While it is only time that will tell how this newly-endowed tag of India’s “most livable city” shall pan out in terms of Shimla’s development, it is nonetheless interesting to unpack the complexity that the word “perception” entails. The fact that the report surprised many Shimla citizens who knew first-hand about the reality of the town’s degradation sits at odds with the high marks given by Shimla citizens themselves. This goes on to show how a large-scale demographic understanding of a place is invariably riven with contradictions because of the deep subjectivity that accompanies the act of “perceiving.”

Significantly however, in my decade long research on the city, some common patterns of thought and sensibility have routinely surfaced and struck as peculiarly illuminating. For instance, despite the ongoing degradation, the majority of people continue to feel that Shimla is “different” from other urban centres, because of its “smallish”, intimate ambience as compared to the larger metropolises. Those metropolises being set in the hot, tropical parts of the country, Shimla naturally stands out for its temperate atmosphere that ends up endowing its people with a feeling of daily comfort and contentment. Hence the ubiquity of the phrase in the city, “phir bhi Shimla achcha hai! (still, Shimla is good!)”, the emphasis being on “phir bhi” in recognition of the times that have changed. It is entirely possible that some of this sense of satisfaction has also impacted the survey.

Two of the most abiding components that determine such a sense of well-being are Shimla’s natural bounty and the surviving legacies of colonial urban planning. The fact that an ordinary Shimla-wallah is able to soak herself in relatively clean air as compared to the plains, as well as partake the ever balmy sunsets and cedar trees as a “normal” way of life, effortlessly translates into a powerful, positive attribute.

Likewise, the availability of an incredibly vivacious walking culture also adds to the charm and freshness of daily living. The famous pedestrian Mall Road built during the British Era literally connects the eastern and western ends of old “Simla” and conduits people from all spheres of life into a singular, energetic space. Since most of the modern Indian urban centres have failed to develop such an ethos, a hill station like Shimla instinctively springs into relief in the public consciousness. Such is the love for walking on the Mall that people have developed a word of their own to describe their quotidian sauntering: Malling. I find it astonishing and moving in equal measure that a built place inspires the generation of a new word whose origins cannot be traced to one person but a multitude of people – proof that Shimla impresses itself in an overarching, emotional manner.

It is easy to be suspicious of such a love for an erstwhile colonial space, particularly when critics debunk it as “unrealistic” nostalgia fixed in a romanticised version of the past.
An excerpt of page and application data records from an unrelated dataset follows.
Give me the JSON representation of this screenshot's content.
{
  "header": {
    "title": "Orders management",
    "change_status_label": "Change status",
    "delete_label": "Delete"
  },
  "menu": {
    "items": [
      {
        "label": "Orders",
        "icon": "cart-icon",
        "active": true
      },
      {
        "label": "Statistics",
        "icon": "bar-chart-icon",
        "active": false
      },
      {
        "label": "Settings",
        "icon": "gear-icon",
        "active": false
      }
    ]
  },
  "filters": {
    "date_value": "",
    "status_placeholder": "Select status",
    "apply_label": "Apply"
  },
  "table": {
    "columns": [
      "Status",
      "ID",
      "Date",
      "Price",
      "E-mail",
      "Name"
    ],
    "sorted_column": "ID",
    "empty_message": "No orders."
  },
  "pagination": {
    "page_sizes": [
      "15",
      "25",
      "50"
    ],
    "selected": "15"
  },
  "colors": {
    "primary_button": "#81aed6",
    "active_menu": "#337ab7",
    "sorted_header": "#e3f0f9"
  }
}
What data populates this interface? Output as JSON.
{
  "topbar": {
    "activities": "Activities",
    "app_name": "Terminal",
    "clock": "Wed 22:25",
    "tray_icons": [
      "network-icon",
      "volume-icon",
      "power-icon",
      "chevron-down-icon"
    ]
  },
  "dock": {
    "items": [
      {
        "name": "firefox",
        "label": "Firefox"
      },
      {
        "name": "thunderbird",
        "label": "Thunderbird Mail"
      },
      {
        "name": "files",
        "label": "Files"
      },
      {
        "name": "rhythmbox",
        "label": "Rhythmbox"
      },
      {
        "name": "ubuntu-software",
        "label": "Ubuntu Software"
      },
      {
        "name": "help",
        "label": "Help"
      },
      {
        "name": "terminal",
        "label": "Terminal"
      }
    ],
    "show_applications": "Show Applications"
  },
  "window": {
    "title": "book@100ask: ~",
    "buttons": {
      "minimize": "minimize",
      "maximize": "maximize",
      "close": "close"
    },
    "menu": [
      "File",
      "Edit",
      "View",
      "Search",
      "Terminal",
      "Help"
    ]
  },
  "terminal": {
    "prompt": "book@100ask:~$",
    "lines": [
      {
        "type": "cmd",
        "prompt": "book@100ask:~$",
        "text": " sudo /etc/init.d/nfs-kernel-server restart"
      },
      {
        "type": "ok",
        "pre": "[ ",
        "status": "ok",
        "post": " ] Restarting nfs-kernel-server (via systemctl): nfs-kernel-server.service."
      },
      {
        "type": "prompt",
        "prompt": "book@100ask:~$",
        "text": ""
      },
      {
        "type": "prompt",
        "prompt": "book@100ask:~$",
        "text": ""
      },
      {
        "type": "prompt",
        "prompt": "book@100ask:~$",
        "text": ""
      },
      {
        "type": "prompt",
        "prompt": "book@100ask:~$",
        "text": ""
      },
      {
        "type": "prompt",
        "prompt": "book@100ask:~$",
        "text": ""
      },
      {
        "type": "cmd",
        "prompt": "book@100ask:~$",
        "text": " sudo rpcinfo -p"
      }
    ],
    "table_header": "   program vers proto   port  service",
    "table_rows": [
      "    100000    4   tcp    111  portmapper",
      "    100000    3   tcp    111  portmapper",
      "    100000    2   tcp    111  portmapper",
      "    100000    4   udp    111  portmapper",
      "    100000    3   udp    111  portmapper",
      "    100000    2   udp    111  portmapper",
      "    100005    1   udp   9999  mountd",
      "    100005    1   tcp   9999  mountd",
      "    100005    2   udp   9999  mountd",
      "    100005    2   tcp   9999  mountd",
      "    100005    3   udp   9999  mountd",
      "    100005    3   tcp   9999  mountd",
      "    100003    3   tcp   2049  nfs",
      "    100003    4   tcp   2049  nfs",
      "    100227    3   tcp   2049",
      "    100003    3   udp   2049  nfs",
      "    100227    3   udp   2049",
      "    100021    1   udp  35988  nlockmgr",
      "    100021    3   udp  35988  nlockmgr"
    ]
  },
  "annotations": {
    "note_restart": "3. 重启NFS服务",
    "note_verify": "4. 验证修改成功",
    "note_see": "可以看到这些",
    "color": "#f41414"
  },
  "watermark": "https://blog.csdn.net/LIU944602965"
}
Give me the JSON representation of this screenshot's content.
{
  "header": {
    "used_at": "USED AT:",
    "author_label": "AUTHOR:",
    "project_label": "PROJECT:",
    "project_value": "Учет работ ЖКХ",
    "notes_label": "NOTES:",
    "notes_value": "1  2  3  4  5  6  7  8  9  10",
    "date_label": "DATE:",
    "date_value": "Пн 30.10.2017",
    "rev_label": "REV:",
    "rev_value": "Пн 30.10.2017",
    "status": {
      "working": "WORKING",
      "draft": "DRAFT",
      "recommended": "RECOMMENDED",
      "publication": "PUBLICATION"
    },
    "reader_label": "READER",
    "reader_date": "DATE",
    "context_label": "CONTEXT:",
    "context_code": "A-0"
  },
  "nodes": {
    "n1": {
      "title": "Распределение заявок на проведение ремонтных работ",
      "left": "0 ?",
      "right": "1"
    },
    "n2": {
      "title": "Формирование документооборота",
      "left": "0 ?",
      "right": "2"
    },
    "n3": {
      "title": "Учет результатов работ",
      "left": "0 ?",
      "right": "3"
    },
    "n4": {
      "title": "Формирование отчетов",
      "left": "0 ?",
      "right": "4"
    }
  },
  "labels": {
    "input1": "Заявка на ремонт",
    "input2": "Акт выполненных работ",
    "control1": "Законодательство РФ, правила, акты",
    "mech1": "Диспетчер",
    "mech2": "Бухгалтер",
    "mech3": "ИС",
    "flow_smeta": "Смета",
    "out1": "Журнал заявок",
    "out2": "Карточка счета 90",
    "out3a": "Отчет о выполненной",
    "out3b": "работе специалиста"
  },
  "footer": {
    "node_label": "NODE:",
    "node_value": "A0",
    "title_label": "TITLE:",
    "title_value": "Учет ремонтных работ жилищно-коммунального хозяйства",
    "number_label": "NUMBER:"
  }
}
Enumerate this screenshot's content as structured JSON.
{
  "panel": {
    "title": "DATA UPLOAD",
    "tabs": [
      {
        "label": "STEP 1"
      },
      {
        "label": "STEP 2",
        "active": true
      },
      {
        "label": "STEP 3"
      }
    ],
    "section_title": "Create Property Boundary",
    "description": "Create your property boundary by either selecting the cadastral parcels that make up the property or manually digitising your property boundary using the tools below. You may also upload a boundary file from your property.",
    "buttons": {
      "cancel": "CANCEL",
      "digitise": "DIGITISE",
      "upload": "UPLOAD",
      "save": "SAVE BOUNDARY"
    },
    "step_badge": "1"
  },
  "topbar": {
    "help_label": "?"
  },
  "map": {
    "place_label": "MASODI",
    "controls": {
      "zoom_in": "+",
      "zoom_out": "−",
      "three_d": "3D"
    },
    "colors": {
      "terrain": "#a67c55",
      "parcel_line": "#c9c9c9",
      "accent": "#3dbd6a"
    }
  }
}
But like the regularly occurring sunsets and breezes and the ever evolving nature of walking itself, perception too is an act of renewal that takes place through the day-to-day activities.

While such “practices of everyday life” – to quote French philosopher Michel de Certeau – might have a material colonial legacy at its centre (like the Mall and its buildings), its very re-appropriation by a postcolonial citizenry endows it with newer meanings of freedom, happiness, and ownership. As Shimla tussles with a barrage of development issues today, not to mention the vagaries of climate change, one wonders how long would such a sensibility of joy and ease of living sustain itself.

Siddharth Pandey is a writer and photographer hailing from Shimla. 

Images: Siddharth Pandey